  • Cannabis extract which contains tetrahydrocannabinol (THC) and CBD (in a 1:1 ratio) was licensed in 2011 for the treatment of moderate to severe refractory spasticity in multiple sclerosis.
  • Some randomized clinical trials have demonstrated efficacy in the treatment of Bladder dysfunction in MS, Tics in Tourette syndrome, and Levodopa-induced dyskinesia in Parkinson’s disease.
  • The therapeutic properties of cannabinoids include anti-inflammatory, neuroprotective, analgesic, antispasmodic, antioxidant, antibiotic, anticonvulsive, antiviral, antifungal, bone stimulant, anxiolytic, antipsychotic, vasorelaxant, antidiabetic, antiproliferative, and anti-tumor.
  • Areas of therapeutic potential for cannabinoids are highlighted in the figure below (Source: Izzo et al., 2009). Figure Abbreviations: CBN, cannabinol; CBD, cannabidiol; D9-THCV, D9-tetrahydrocannabivarin; CBC, cannabichromene; CBG, cannabigerol; D9-THCA, D9-tetrahydrocannabinolic acid; TRPV1, transient receptor potential vanilloid type 1; PPARg, peroxisome proliferator-activated receptor g; ROS, reactive oxygen species; 5-HT1A, 5-hydroxytryptamine receptor subtype 1A; FAAH, fatty acid amide hydrolase. (+), direct or indirect activation; ↑, increase; ↓, decrease.

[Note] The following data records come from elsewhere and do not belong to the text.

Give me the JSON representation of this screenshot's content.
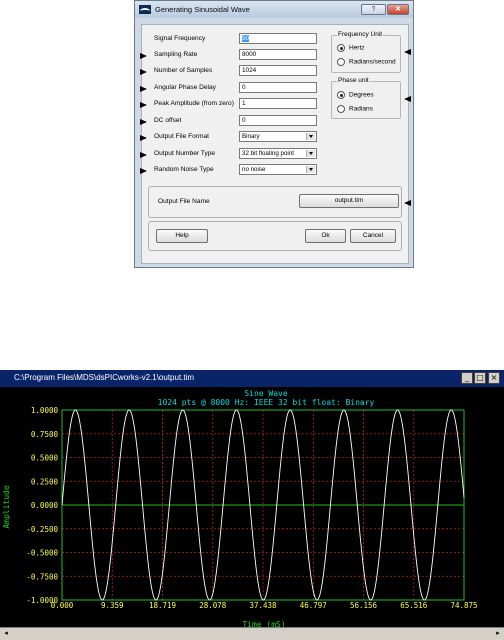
{
  "dialog": {
    "title": "Generating Sinusoidal Wave",
    "help_title_btn": "?",
    "close_title_btn": "✕",
    "fields": [
      {
        "label": "Signal Frequency",
        "value": "50",
        "arrow": false,
        "kind": "input"
      },
      {
        "label": "Sampling Rate",
        "value": "8000",
        "arrow": true,
        "kind": "input"
      },
      {
        "label": "Number of Samples",
        "value": "1024",
        "arrow": true,
        "kind": "input"
      },
      {
        "label": "Angular Phase Delay",
        "value": "0",
        "arrow": true,
        "kind": "input"
      },
      {
        "label": "Peak Amplitude (from zero)",
        "value": "1",
        "arrow": true,
        "kind": "input"
      },
      {
        "label": "DC offset",
        "value": "0",
        "arrow": true,
        "kind": "input"
      },
      {
        "label": "Output File Format",
        "value": "Binary",
        "arrow": true,
        "kind": "select"
      },
      {
        "label": "Output Number Type",
        "value": "32 bit floating point",
        "arrow": true,
        "kind": "select"
      },
      {
        "label": "Random Noise Type",
        "value": "no noise",
        "arrow": true,
        "kind": "select"
      }
    ],
    "frequency_unit": {
      "title": "Frequency Unit",
      "options": [
        {
          "label": "Hertz",
          "selected": true
        },
        {
          "label": "Radians/second",
          "selected": false
        }
      ]
    },
    "phase_unit": {
      "title": "Phase unit",
      "options": [
        {
          "label": "Degrees",
          "selected": true
        },
        {
          "label": "Radians",
          "selected": false
        }
      ]
    },
    "output_file_label": "Output File Name",
    "output_file_button": "output.tim",
    "help_button": "Help",
    "ok_button": "Ok",
    "cancel_button": "Cancel"
  },
  "plot_window": {
    "title": "C:\\Program Files\\MDS\\dsPICworks-v2.1\\output.tim",
    "minimize": "_",
    "maximize": "□",
    "close": "×",
    "scroll_left": "◂",
    "scroll_right": "▸"
  },
  "chart_data": {
    "type": "line",
    "title": "Sine Wave",
    "subtitle": "1024 pts @ 8000 Hz: IEEE 32 bit float: Binary",
    "xlabel": "Time (mS)",
    "ylabel": "Amplitude",
    "xlim": [
      0.0,
      74.875
    ],
    "ylim": [
      -1.0,
      1.0
    ],
    "x_ticks": [
      "0.000",
      "9.359",
      "18.719",
      "28.078",
      "37.438",
      "46.797",
      "56.156",
      "65.516",
      "74.875"
    ],
    "y_ticks": [
      "1.0000",
      "0.7500",
      "0.5000",
      "0.2500",
      "0.0000",
      "-0.2500",
      "-0.5000",
      "-0.7500",
      "-1.0000"
    ],
    "grid": true,
    "series": [
      {
        "frequency_hz": 100,
        "amplitude": 1.0,
        "phase_deg": 0,
        "offset": 0,
        "color": "#ffffff"
      }
    ],
    "colors": {
      "background": "#000000",
      "grid": "#c02020",
      "axis": "#20c020",
      "text": "#00dcdc",
      "ticks": "#ffff40",
      "trace": "#ffffff"
    }
  }
}
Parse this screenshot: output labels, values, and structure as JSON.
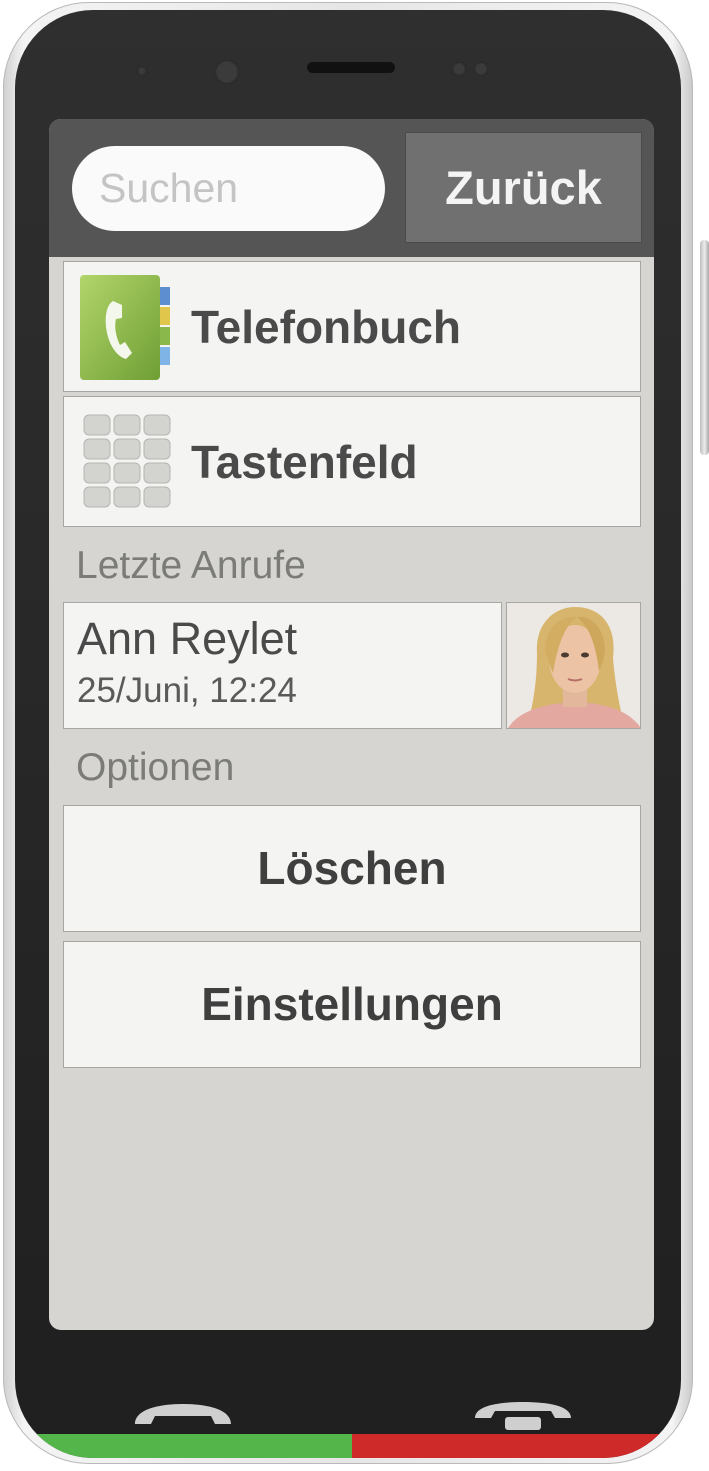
{
  "header": {
    "search_placeholder": "Suchen",
    "back_label": "Zurück"
  },
  "menu": {
    "phonebook_label": "Telefonbuch",
    "keypad_label": "Tastenfeld"
  },
  "recent_calls": {
    "section_title": "Letzte Anrufe",
    "items": [
      {
        "name": "Ann Reylet",
        "datetime": "25/Juni, 12:24"
      }
    ]
  },
  "options": {
    "section_title": "Optionen",
    "delete_label": "Löschen",
    "settings_label": "Einstellungen"
  },
  "colors": {
    "call_accept": "#54b64a",
    "call_end": "#cf2a2a",
    "phonebook_icon": "#8cc04b",
    "topbar": "#555555"
  },
  "icons": {
    "phonebook": "phonebook-icon",
    "keypad": "keypad-icon",
    "call_accept": "call-accept-icon",
    "call_end": "call-end-icon"
  }
}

Medical Marijuana Current Indications:

  • According to the 2019 legislation for medical marijuana use in the state of Colorado, New Mexico, Oregon, and Rhode Island, the following conditions are indicated for its use:
    • Severe pain
    • Muscle spasms
    • Severe nausea
    • Severe Anorexia/Cachexia
    • Post-traumatic stress disorder (PTSD)
    • Cancer
    • Seizures
    • Glaucoma
    • HIV/AIDS
    • Autism spectrum disorder
    • Amyotrophic lateral sclerosis
    • Crohn’s disease
    • Ulcerative colitis
    • Inflammatory Bowel Disease
    • Damage to the nervous tissue of the spinal cord
    • Epilepsy
    • Glaucoma
    • Hepatitis C infection
    • Hospice care
    • Huntington’s disease
    • Inclusion body myositis
    • Inflammatory autoimmune-mediated arthritis
    • Intractable nausea/vomiting
    • Multiple Sclerosis
    • Persistent muscle spasms, including spasms caused by multiple sclerosis
    • Painful peripheral neuropathy
    • Parkinson’s disease
    • Agitation related to Alzheimer’s disease
    • Spasmodic torticollis (cervical dystonia)
    • Degenerative or pervasive Neurologic condition

Problems associated with CBD - Side Effects:

  • The most common side effects include tiredness and dizziness (in more than 10% of patients).
  • Other side effects include tachycardia, orthostatic hypotension, dry mouth, reduced lacrimation, muscle relaxation, and increased appetite.
  • Continued use of CBD in patients suffering from Hepatitis C, may accelerate the development of Cirrhosis.
  • The CBD withdrawal symptoms are found in chronic users after abrupt cessation of CBD use. The withdrawal symptoms include uneasiness, irritability, sleeplessness, increased perspiration, and loss of appetite
  • CBD use has been associated with [i] increased risk of psychosis and schizophrenia (in at-risk individuals), [ii] increasing the risk for cardiovascular diseases (including hypertension, heart failure, myocardial infarction, and stroke), and [iii] cannabinoid hyperemesis syndrome.

Contraindications:

Sources
Sources